From Chapter One of Audrey Brunton’s autobiography ‘That’s All I Can Tell Yer: My Life in Sunderland from 1930 to 2020’
One day in 1912 my mam, who was aged seventeen, was looking at the blouses in the window of Liverpool House in High Street East. A nice fair-haired young man who was standing nearby and who’d been eyeing her up came over and said, “I’ll buy yer that yellow blouse.” What a chat-up line… I don’t think she took him up on his offer but they started seeing each other anyway. During their courtship they’d sometimes sit on a bench in the park and were closely chaperoned by mam’s formidable older sister Ada who sat on the next bench and announce, when she deemed their time was up, “C’mon, our Bella, we’re going home!” When they went to the cinema together, he’d buy three oranges, eat two of them and give her the worst one. At that time she was working at a large house in Roker Park Road as a Sewing Maid. She’d had all her teeth pulled out the year before without any anaesthetic and that was considered an advisable thing to do in those days. Dad never proposed to mam and he just told her that he’d put the banns in. They were married on 27th December 1913 at Chester-le-Street Registry Office. Mam’s family home had been Victor street, Monkwearmouth while dad’s was Iveston Street, Sacriston. They went to live in Shiney Row because dad worked there as a miner at the Dorothea Pit.

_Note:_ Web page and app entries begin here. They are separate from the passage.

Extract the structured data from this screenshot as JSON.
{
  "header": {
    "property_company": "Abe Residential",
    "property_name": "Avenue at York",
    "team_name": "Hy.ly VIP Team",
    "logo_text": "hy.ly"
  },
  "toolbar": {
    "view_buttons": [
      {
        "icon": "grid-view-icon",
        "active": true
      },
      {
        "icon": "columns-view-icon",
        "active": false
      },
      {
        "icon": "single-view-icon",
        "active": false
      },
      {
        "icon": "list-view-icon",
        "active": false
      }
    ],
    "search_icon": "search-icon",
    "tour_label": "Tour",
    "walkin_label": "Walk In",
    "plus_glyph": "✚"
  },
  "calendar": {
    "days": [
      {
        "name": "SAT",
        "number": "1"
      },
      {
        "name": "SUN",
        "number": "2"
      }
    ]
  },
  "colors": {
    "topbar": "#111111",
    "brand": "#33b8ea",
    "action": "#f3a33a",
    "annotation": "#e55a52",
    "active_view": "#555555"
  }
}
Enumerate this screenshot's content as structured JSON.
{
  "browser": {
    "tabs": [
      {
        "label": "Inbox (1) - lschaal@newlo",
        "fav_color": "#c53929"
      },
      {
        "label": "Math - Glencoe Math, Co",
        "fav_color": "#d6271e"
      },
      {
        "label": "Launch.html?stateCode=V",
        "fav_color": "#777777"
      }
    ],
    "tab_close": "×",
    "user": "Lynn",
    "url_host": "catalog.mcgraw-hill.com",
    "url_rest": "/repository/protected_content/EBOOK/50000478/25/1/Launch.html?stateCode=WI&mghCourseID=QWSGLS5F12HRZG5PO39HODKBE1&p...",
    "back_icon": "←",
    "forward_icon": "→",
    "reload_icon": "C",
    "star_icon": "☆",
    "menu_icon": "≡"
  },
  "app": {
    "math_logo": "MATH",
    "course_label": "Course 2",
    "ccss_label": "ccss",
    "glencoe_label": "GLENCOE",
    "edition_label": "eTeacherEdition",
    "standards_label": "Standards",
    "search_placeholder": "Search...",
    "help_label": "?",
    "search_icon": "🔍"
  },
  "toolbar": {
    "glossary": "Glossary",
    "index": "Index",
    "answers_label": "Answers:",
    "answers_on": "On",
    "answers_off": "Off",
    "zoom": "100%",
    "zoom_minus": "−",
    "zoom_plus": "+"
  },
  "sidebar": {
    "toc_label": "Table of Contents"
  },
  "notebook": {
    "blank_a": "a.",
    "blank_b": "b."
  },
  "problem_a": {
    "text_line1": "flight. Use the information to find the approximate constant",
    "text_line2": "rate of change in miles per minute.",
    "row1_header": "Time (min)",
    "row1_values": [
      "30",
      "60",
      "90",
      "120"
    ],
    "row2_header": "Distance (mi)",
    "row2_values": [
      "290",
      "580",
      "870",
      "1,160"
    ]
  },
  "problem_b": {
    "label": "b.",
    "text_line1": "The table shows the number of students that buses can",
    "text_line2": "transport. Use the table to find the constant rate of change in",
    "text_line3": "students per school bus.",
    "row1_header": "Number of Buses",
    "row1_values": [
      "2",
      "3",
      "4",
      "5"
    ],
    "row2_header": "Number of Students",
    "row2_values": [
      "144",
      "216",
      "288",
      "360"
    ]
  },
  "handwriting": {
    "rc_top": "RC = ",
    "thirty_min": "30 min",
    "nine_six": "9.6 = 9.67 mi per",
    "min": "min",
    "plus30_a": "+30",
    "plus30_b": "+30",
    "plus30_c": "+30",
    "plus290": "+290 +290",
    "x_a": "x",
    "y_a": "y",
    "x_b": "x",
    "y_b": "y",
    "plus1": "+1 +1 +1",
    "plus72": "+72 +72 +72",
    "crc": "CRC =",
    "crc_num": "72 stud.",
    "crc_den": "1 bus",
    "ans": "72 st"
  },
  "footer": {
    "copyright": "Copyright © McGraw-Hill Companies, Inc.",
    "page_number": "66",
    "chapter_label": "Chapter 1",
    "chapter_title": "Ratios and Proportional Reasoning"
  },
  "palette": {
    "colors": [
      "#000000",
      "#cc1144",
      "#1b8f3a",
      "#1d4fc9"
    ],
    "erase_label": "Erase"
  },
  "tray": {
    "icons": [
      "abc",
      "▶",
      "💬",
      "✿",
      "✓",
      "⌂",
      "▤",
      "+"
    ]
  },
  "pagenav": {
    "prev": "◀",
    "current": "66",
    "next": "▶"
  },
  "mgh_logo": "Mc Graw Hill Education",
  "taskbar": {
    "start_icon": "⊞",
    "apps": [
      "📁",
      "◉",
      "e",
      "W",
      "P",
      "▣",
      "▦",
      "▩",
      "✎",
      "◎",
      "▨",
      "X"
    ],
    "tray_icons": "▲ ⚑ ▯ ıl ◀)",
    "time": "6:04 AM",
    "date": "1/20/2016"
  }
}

Their first few years together were very sad and not just because World War One started and food became very scarce. Mam had five baby boys who all died at birth or shortly afterwards. Finally my sister Elsie was born in 1920 weighing in at only 2lbs and she was kept in a box filled with cotton wool but with much care she survived and grew up to be a beautiful girl whom all the boys adored. My brother Fred followed in 1923, my sisters Evelyn and Lilian in 1926 and 1928 and me in 1930. Mainly through my mam’s hard graft on her sewing-machine making pit-hoggers (short thick work trousers) for miners and dresses and trousers for children they were able to save enough money to move to the Wheatsheaf area of Sunderland and start their two businesses, a fish and chip shop and a general dealer’s, around 1925.